(Beginning of INPUT DATA)

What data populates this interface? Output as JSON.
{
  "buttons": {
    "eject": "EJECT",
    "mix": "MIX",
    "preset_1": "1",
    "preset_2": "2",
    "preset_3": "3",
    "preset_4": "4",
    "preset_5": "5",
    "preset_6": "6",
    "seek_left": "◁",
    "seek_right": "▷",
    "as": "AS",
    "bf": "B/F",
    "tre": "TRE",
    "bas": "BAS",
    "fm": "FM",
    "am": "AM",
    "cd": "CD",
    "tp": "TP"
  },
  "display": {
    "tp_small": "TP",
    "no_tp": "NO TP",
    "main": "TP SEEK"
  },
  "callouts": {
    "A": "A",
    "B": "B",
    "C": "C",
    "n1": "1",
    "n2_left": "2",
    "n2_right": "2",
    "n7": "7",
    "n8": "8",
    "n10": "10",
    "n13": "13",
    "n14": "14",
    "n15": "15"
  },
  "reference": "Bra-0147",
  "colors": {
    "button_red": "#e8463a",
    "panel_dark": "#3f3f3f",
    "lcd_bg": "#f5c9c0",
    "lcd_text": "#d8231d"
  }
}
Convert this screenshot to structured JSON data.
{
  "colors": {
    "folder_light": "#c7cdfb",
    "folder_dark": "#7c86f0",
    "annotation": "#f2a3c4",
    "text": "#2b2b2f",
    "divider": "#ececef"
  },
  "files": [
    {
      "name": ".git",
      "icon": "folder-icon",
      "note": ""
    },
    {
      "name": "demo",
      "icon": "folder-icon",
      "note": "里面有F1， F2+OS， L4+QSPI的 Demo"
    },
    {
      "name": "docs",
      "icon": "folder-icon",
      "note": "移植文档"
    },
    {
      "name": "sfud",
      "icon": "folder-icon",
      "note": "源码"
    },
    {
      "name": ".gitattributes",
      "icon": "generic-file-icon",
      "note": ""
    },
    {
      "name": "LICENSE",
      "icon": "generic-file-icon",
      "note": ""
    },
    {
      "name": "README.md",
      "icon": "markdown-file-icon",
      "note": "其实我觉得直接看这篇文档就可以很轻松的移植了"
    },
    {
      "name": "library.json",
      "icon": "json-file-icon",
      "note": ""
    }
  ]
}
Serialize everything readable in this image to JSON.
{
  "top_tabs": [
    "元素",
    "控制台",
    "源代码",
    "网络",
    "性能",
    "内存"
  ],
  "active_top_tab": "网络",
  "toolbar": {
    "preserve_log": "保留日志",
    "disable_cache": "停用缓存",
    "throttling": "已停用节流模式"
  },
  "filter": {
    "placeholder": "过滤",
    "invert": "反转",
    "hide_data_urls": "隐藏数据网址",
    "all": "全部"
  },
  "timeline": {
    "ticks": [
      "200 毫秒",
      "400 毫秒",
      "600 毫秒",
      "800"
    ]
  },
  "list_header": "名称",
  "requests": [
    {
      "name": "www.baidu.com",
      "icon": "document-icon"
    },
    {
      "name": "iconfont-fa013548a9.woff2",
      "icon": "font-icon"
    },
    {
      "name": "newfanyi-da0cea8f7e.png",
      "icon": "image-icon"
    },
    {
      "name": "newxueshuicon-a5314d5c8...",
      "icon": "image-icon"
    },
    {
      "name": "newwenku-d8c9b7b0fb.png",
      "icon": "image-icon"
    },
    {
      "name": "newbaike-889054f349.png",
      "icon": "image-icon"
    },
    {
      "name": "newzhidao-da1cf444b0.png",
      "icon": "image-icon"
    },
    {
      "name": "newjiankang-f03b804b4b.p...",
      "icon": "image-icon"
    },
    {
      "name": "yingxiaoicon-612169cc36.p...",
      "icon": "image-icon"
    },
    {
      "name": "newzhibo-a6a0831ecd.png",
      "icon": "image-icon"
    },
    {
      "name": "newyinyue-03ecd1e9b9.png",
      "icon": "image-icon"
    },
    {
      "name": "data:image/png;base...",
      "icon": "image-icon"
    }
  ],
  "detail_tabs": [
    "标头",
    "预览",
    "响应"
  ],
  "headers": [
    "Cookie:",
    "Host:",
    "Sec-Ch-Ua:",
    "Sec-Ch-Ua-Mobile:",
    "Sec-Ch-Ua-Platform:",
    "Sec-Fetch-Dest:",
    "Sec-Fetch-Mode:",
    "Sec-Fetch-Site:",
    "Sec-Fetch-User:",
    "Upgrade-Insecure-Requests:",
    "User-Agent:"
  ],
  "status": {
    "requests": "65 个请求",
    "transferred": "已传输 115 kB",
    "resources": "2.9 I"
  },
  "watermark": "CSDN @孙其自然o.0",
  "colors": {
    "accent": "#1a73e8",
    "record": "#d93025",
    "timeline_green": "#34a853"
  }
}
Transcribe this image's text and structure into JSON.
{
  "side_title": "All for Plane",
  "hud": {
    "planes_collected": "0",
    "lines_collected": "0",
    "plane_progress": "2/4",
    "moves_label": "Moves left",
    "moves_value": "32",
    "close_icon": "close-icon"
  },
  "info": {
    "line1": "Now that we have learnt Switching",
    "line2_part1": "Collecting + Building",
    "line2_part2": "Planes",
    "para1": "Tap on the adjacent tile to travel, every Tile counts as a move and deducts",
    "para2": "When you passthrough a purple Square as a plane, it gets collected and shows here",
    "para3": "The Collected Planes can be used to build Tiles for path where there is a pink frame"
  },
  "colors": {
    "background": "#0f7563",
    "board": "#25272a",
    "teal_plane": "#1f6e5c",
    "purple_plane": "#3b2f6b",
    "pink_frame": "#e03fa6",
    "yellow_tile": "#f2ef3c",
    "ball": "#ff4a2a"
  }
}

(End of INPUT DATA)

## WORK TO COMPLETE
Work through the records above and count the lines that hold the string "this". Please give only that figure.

## OUTPUT BELOW
4